> Instructions for the task:
Set down the data below in full and exactly, minus the pictures.

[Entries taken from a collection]
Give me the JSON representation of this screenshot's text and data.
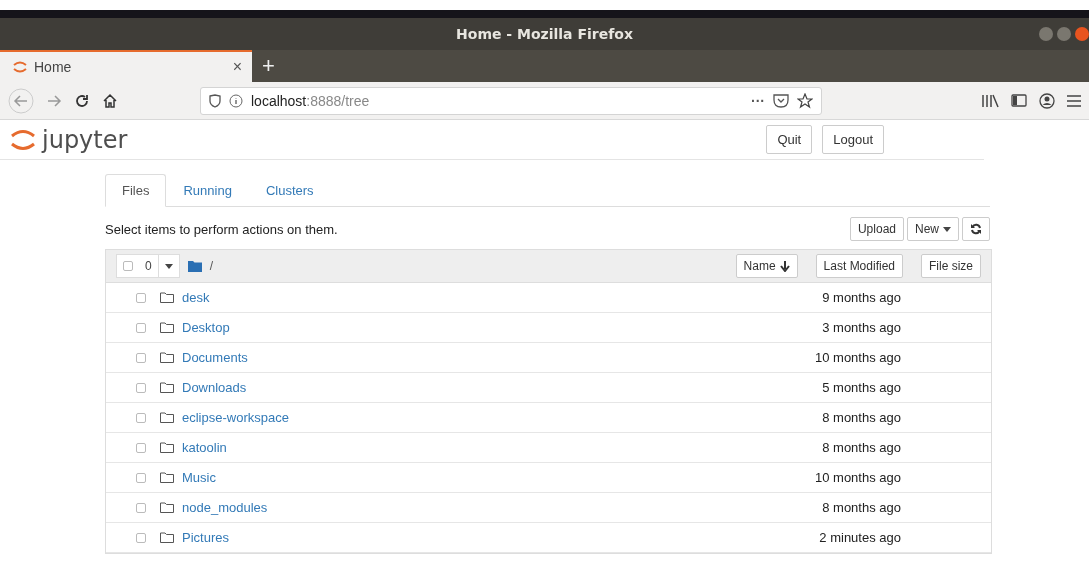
{
  "window": {
    "title": "Home - Mozilla Firefox"
  },
  "browser_tabs": [
    {
      "label": "Home",
      "close": "×",
      "selected": true
    }
  ],
  "new_tab": "+",
  "address_bar": {
    "host": "localhost",
    "path": ":8888/tree",
    "more": "···"
  },
  "header": {
    "logo": "jupyter",
    "buttons": [
      "Quit",
      "Logout"
    ]
  },
  "tabs": [
    {
      "label": "Files",
      "selected": true
    },
    {
      "label": "Running",
      "selected": false
    },
    {
      "label": "Clusters",
      "selected": false
    }
  ],
  "hint": "Select items to perform actions on them.",
  "actions": {
    "upload": "Upload",
    "new": "New"
  },
  "list_header": {
    "checked": false,
    "count": "0",
    "path": "/",
    "columns": [
      "Name",
      "Last Modified",
      "File size"
    ]
  },
  "rows": [
    {
      "name": "desk",
      "modified": "9 months ago",
      "checked": false
    },
    {
      "name": "Desktop",
      "modified": "3 months ago",
      "checked": false
    },
    {
      "name": "Documents",
      "modified": "10 months ago",
      "checked": false
    },
    {
      "name": "Downloads",
      "modified": "5 months ago",
      "checked": false
    },
    {
      "name": "eclipse-workspace",
      "modified": "8 months ago",
      "checked": false
    },
    {
      "name": "katoolin",
      "modified": "8 months ago",
      "checked": false
    },
    {
      "name": "Music",
      "modified": "10 months ago",
      "checked": false
    },
    {
      "name": "node_modules",
      "modified": "8 months ago",
      "checked": false
    },
    {
      "name": "Pictures",
      "modified": "2 minutes ago",
      "checked": false
    }
  ]
}
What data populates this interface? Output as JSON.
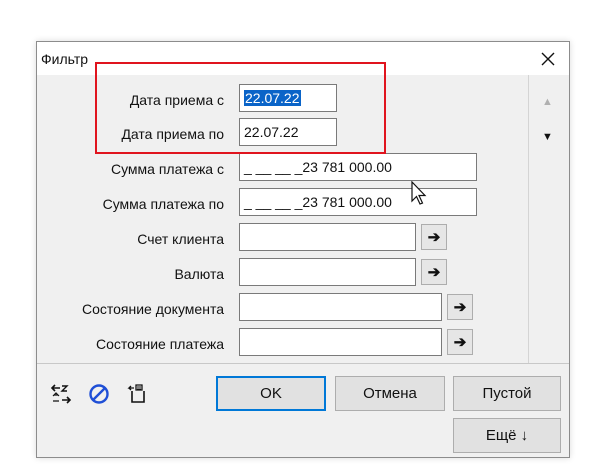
{
  "dialog": {
    "title": "Фильтр",
    "close_glyph": "✕"
  },
  "fields": [
    {
      "label": "Дата приема с",
      "value": "22.07.22",
      "selected": true
    },
    {
      "label": "Дата приема по",
      "value": "22.07.22"
    },
    {
      "label": "Сумма платежа с",
      "value": "_ __ __ _23 781 000.00"
    },
    {
      "label": "Сумма платежа по",
      "value": "_ __ __ _23 781 000.00"
    },
    {
      "label": "Счет клиента",
      "value": ""
    },
    {
      "label": "Валюта",
      "value": ""
    },
    {
      "label": "Состояние документа",
      "value": ""
    },
    {
      "label": "Состояние платежа",
      "value": ""
    }
  ],
  "arrow_glyph": "➔",
  "scroll": {
    "up_glyph": "▲",
    "down_glyph": "▼"
  },
  "buttons": {
    "ok": "OK",
    "cancel": "Отмена",
    "empty": "Пустой",
    "more": "Ещё ↓"
  },
  "toolbar_icons": [
    "swap-icon",
    "cancel-circle-icon",
    "clipboard-icon"
  ],
  "colors": {
    "highlight": "#e0141e",
    "selection": "#0a64c8",
    "focus_border": "#0078d7",
    "cancel_icon": "#1f4fd6"
  }
}
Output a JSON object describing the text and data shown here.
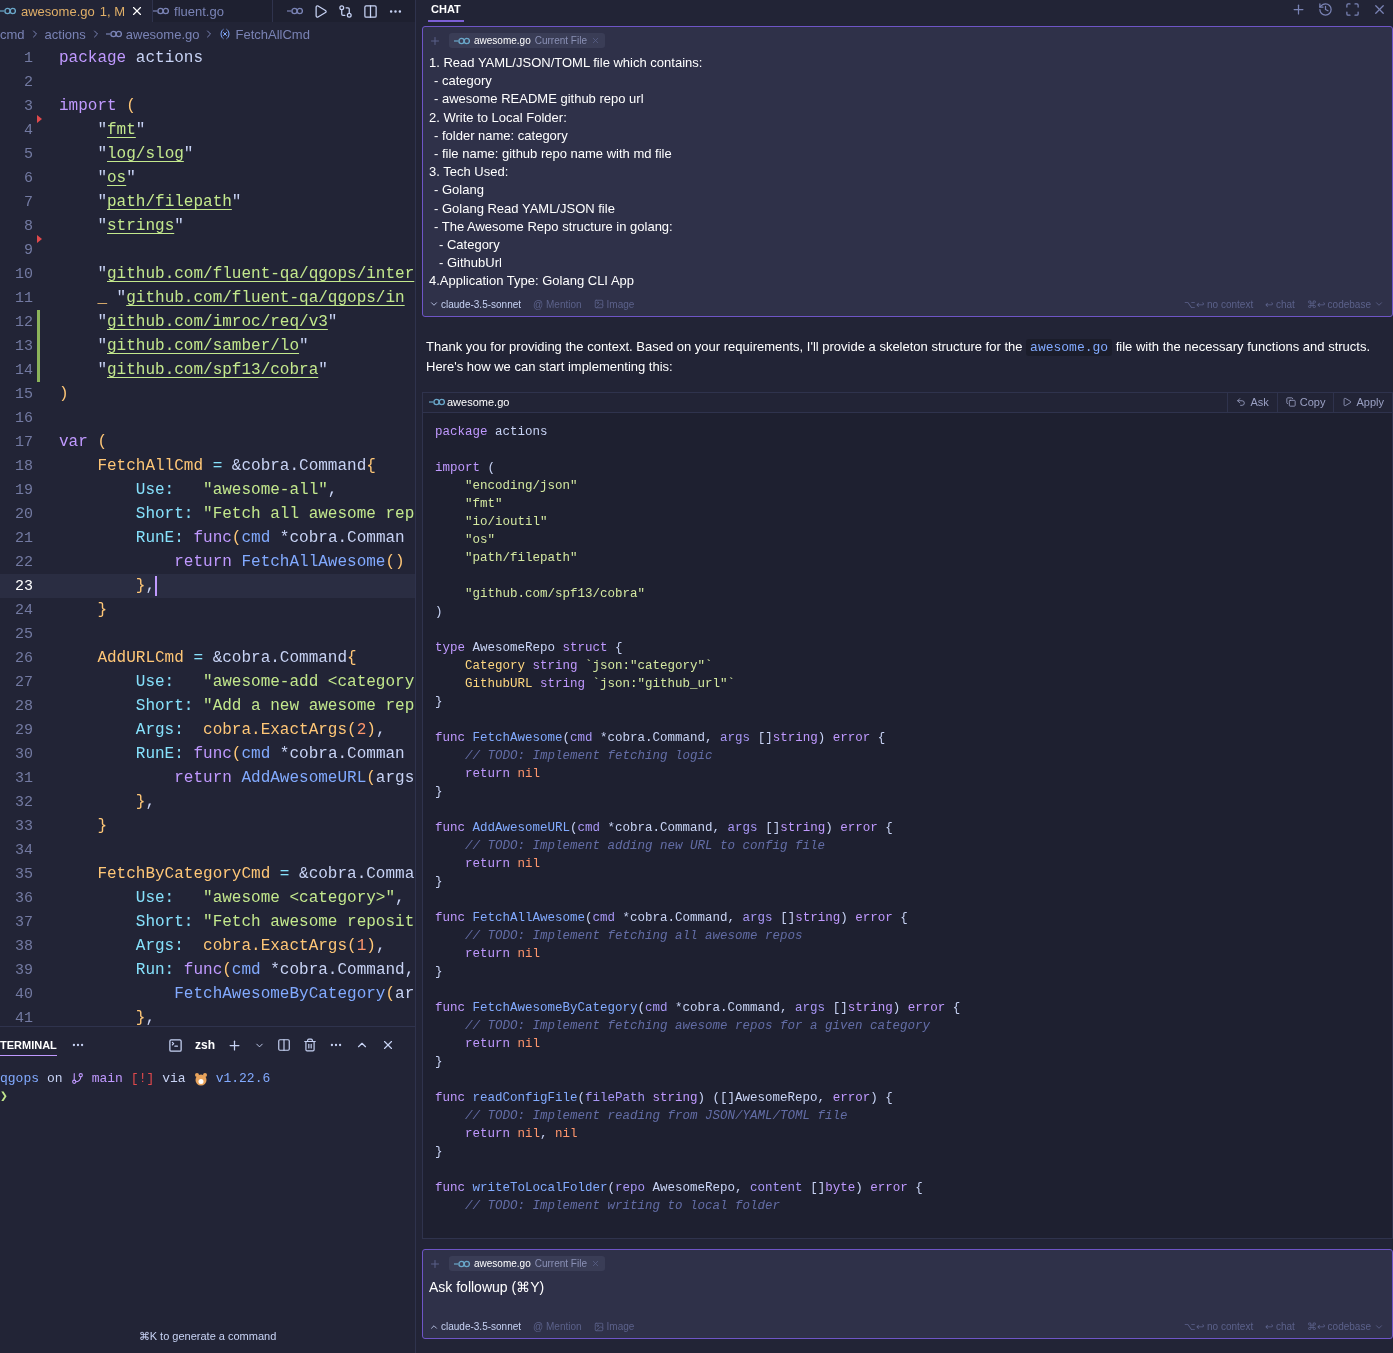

> Answer section:
Give me the JSON representation of this screenshot's text and data.
{
  "window": {
    "title": "Home - Mozilla Firefox"
  },
  "browser_tabs": [
    {
      "label": "Home",
      "close": "×",
      "selected": true
    }
  ],
  "new_tab": "+",
  "address_bar": {
    "host": "localhost",
    "path": ":8888/tree",
    "more": "···"
  },
  "header": {
    "logo": "jupyter",
    "buttons": [
      "Quit",
      "Logout"
    ]
  },
  "tabs": [
    {
      "label": "Files",
      "selected": true
    },
    {
      "label": "Running",
      "selected": false
    },
    {
      "label": "Clusters",
      "selected": false
    }
  ],
  "hint": "Select items to perform actions on them.",
  "actions": {
    "upload": "Upload",
    "new": "New"
  },
  "list_header": {
    "checked": false,
    "count": "0",
    "path": "/",
    "columns": [
      "Name",
      "Last Modified",
      "File size"
    ]
  },
  "rows": [
    {
      "name": "desk",
      "modified": "9 months ago",
      "checked": false
    },
    {
      "name": "Desktop",
      "modified": "3 months ago",
      "checked": false
    },
    {
      "name": "Documents",
      "modified": "10 months ago",
      "checked": false
    },
    {
      "name": "Downloads",
      "modified": "5 months ago",
      "checked": false
    },
    {
      "name": "eclipse-workspace",
      "modified": "8 months ago",
      "checked": false
    },
    {
      "name": "katoolin",
      "modified": "8 months ago",
      "checked": false
    },
    {
      "name": "Music",
      "modified": "10 months ago",
      "checked": false
    },
    {
      "name": "node_modules",
      "modified": "8 months ago",
      "checked": false
    },
    {
      "name": "Pictures",
      "modified": "2 minutes ago",
      "checked": false
    }
  ]
}
What data populates this interface? Output as JSON.
{
  "dialog": {
    "title": "Фильтр",
    "close_glyph": "✕"
  },
  "fields": [
    {
      "label": "Дата приема с",
      "value": "22.07.22",
      "selected": true
    },
    {
      "label": "Дата приема по",
      "value": "22.07.22"
    },
    {
      "label": "Сумма платежа с",
      "value": "_ __ __ _23 781 000.00"
    },
    {
      "label": "Сумма платежа по",
      "value": "_ __ __ _23 781 000.00"
    },
    {
      "label": "Счет клиента",
      "value": ""
    },
    {
      "label": "Валюта",
      "value": ""
    },
    {
      "label": "Состояние документа",
      "value": ""
    },
    {
      "label": "Состояние платежа",
      "value": ""
    }
  ],
  "arrow_glyph": "➔",
  "scroll": {
    "up_glyph": "▲",
    "down_glyph": "▼"
  },
  "buttons": {
    "ok": "OK",
    "cancel": "Отмена",
    "empty": "Пустой",
    "more": "Ещё ↓"
  },
  "toolbar_icons": [
    "swap-icon",
    "cancel-circle-icon",
    "clipboard-icon"
  ],
  "colors": {
    "highlight": "#e0141e",
    "selection": "#0a64c8",
    "focus_border": "#0078d7",
    "cancel_icon": "#1f4fd6"
  }
}
Output a JSON object describing the text and data shown here.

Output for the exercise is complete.